May 17, 2012

Scarlett leads a team to investigate Cobra operations in Patagonia, but things quickly go wrong when they are ambushed and captured. Meanwhile, the Joes deal with the ramifications of their clandestine operations becoming public knowledge.

After a year's worth of back-to-back crossover events, it's refreshing to be reading a title that can once again stand on its own. Dixon is introducing several new plot points in this issue. Captured Joe troopers are forced to work in the Cobra mines, while Mindbender seems to have his own independent agenda in his search for the theoretical abellium. At the same time, Dixon continues to develop plots introduced last issue, including the loss of the Joe's covert status and their budget, and the introduction of the newest Joe: Billdocker. Dixon is building up towards a new direction for this title, and so far I'm enjoying it.

A common complaint I have with Dixon's Joe run is that he tends to concentrate on the same small core of characters despite having such a large inventory to draw from. This issue is no exception as it predominately concentrates on Scarlett and Mainframe. However, I am enjoying the development of Mainframe in this issue. Although he wasn't used often in the Marvel run, Hama let it be made clear that Mainframe was a soldier first and a computer genius second. Dixon seems to be steering his Mainframe down that same path.

Dr. Mindbender and Copperback make a welcomed appearance in this issue.
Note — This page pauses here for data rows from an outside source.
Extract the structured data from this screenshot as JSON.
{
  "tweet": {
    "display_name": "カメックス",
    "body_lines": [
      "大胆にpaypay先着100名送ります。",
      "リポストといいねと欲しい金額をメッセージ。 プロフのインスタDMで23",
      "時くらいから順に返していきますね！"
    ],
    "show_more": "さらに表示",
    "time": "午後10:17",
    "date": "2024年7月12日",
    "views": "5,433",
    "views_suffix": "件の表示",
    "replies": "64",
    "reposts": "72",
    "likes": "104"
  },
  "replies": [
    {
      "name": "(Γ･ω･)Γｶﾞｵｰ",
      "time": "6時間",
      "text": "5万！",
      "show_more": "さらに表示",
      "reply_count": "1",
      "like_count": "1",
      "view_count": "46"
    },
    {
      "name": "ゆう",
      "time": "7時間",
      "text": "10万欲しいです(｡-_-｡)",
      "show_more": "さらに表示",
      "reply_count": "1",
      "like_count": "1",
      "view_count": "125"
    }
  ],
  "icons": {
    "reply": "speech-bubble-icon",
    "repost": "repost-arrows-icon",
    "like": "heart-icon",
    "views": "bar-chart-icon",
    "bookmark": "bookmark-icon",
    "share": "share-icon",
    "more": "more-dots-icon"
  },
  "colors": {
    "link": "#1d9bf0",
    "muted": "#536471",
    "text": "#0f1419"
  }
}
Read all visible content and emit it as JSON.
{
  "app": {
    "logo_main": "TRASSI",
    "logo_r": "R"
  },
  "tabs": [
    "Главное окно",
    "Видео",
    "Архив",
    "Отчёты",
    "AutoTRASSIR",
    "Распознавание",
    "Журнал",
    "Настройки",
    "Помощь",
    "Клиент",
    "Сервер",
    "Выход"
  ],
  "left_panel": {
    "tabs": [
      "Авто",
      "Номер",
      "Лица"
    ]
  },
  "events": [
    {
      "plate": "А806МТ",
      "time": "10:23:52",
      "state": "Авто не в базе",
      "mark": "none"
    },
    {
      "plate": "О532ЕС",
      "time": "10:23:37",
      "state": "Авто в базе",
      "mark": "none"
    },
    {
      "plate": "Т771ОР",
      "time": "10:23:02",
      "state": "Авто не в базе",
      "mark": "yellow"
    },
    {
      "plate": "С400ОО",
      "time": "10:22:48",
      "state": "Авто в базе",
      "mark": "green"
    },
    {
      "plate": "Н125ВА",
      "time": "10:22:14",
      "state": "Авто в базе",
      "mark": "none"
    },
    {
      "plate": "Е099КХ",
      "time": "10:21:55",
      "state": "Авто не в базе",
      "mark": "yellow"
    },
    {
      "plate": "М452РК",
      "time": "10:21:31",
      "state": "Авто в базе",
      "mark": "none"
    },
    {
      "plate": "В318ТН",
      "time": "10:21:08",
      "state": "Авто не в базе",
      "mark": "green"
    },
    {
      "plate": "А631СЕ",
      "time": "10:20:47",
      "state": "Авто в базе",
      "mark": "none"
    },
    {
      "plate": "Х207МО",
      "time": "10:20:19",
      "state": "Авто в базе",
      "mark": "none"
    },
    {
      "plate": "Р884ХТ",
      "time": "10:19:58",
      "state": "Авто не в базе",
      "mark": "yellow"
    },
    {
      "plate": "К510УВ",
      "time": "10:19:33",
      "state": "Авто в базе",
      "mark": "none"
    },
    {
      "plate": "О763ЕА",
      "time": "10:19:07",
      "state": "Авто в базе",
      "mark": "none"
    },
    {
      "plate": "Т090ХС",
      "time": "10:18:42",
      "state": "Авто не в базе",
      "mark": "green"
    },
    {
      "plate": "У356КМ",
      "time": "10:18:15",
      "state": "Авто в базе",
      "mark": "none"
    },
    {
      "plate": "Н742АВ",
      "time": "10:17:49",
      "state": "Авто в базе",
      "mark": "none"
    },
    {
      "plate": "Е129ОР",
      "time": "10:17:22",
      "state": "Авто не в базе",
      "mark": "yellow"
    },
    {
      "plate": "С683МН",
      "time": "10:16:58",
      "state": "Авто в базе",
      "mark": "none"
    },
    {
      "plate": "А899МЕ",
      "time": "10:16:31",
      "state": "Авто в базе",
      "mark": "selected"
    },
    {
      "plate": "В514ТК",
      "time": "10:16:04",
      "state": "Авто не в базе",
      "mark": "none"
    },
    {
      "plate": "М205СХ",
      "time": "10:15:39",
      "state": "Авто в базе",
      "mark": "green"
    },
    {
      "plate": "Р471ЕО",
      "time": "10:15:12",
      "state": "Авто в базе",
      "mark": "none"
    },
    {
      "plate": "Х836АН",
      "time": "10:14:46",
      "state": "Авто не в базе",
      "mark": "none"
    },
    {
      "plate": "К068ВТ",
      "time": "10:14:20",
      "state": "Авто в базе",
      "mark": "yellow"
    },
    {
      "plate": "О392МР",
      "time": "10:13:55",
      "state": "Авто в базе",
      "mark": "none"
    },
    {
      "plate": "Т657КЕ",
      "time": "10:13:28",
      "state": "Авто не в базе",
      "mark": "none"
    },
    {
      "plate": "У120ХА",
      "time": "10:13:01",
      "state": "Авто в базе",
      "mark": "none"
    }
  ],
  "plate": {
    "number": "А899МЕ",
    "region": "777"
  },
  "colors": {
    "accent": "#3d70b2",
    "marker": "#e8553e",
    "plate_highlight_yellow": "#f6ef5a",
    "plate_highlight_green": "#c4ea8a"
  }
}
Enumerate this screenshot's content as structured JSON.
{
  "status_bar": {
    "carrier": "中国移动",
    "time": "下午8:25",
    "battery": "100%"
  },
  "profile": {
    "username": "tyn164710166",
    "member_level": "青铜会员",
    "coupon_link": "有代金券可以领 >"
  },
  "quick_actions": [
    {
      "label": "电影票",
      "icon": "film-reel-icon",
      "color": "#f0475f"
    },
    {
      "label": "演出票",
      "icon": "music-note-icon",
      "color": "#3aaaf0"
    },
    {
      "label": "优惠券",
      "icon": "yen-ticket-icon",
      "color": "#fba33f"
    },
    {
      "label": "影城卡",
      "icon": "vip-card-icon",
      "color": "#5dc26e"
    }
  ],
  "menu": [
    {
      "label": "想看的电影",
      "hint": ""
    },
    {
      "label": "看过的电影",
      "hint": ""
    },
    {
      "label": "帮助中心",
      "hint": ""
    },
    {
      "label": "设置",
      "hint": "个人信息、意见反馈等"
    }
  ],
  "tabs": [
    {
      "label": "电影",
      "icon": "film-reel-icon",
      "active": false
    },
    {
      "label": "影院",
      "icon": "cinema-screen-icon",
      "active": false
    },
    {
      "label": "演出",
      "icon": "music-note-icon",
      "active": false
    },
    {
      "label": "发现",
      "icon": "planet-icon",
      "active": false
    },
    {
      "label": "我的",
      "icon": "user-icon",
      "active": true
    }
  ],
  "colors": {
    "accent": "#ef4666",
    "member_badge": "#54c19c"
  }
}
We haven't seen either one of them since the early days of the series launch. From the looks of it, it appears these two will be sticking around in this title for a while.

Rosado's art here is strong and enjoyable, as always. Oddly, though, I though Rosado's portrayal of Scarlett was off this issue. His depiction of women tends to be one of his stronger suits, and she looked great last issue. Here, however, she looked older and bulkier. In a couple of the panels (specifically when she wakes up in her cell), she looks pregnant. Perhaps Rosado's trying to visually suggest the depression Scarlett is going through over Snake Eye's disappearance and supposed death, but overall, her appearance is a little jarring compared to the rest of his work.

I always get a big kick in seeing classic vehicles, no matter how ridiculous, pop up in the IDW universe. Who among us didn't mentally cheer when the Trouble Bubble appeared at the beginning of this issue?

An interesting chapter is this new direction of G.I. Joe. Recommended.

No comments:

Post a Comment